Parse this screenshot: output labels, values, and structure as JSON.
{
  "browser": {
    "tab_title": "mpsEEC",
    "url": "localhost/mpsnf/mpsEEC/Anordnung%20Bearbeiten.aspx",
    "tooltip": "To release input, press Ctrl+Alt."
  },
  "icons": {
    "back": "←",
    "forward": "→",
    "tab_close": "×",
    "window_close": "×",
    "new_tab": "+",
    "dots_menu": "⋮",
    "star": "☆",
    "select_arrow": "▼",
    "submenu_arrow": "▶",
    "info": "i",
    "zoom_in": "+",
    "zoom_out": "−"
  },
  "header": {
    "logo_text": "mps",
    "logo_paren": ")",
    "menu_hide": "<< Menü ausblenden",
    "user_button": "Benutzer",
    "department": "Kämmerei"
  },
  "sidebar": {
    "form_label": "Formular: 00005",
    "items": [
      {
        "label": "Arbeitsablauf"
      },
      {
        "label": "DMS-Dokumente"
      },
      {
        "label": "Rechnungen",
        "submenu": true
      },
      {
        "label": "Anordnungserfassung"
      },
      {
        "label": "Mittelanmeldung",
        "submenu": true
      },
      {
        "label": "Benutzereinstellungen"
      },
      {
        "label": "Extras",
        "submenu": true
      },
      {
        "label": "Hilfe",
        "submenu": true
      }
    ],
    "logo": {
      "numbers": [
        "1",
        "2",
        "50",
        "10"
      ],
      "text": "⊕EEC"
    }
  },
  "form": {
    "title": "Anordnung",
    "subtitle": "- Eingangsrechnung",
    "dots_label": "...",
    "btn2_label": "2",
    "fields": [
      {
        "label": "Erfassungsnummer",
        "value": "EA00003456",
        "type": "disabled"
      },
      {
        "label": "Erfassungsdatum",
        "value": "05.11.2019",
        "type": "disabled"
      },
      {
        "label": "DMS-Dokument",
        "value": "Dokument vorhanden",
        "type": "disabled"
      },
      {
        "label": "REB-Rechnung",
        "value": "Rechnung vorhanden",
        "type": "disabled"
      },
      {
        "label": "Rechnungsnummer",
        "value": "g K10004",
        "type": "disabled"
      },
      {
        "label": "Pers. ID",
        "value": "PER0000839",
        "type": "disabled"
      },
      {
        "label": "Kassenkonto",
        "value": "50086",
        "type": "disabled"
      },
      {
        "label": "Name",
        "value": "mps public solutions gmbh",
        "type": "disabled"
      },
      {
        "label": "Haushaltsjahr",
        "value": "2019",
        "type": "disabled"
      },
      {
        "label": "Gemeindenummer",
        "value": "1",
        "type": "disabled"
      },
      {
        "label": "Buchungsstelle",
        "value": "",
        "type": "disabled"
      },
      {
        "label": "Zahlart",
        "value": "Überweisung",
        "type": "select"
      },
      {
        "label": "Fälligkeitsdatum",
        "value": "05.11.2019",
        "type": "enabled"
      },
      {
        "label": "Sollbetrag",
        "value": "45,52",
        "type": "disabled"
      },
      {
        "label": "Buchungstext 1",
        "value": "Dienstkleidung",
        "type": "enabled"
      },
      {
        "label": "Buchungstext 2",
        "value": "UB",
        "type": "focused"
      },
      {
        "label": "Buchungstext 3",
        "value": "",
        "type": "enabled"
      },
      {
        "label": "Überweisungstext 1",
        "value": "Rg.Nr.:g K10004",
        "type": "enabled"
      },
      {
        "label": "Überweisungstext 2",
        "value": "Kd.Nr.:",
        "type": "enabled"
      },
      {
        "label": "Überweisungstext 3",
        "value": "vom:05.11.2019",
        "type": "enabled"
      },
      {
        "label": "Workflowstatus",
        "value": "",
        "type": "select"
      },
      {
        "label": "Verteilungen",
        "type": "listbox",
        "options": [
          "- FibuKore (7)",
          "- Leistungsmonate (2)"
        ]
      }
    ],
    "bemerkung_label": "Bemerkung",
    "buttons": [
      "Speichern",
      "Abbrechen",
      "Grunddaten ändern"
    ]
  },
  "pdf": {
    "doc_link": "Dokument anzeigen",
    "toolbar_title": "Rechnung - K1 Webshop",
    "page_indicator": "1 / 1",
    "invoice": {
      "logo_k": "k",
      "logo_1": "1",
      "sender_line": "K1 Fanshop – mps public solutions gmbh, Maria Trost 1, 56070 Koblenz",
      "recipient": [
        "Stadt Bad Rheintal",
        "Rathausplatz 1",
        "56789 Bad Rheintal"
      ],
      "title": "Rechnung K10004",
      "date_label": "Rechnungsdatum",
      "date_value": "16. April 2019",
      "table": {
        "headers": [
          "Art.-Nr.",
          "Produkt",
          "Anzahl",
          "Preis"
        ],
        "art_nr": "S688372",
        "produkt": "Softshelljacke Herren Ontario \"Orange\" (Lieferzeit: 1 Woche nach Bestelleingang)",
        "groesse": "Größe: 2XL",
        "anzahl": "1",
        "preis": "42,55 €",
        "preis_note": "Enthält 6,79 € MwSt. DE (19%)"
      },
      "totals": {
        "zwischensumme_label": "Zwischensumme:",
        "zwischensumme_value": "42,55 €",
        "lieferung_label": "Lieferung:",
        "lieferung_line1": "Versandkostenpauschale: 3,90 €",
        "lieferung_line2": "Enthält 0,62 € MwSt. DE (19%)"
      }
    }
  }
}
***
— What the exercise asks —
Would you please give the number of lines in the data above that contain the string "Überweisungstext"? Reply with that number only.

— Solution for this exercise —
3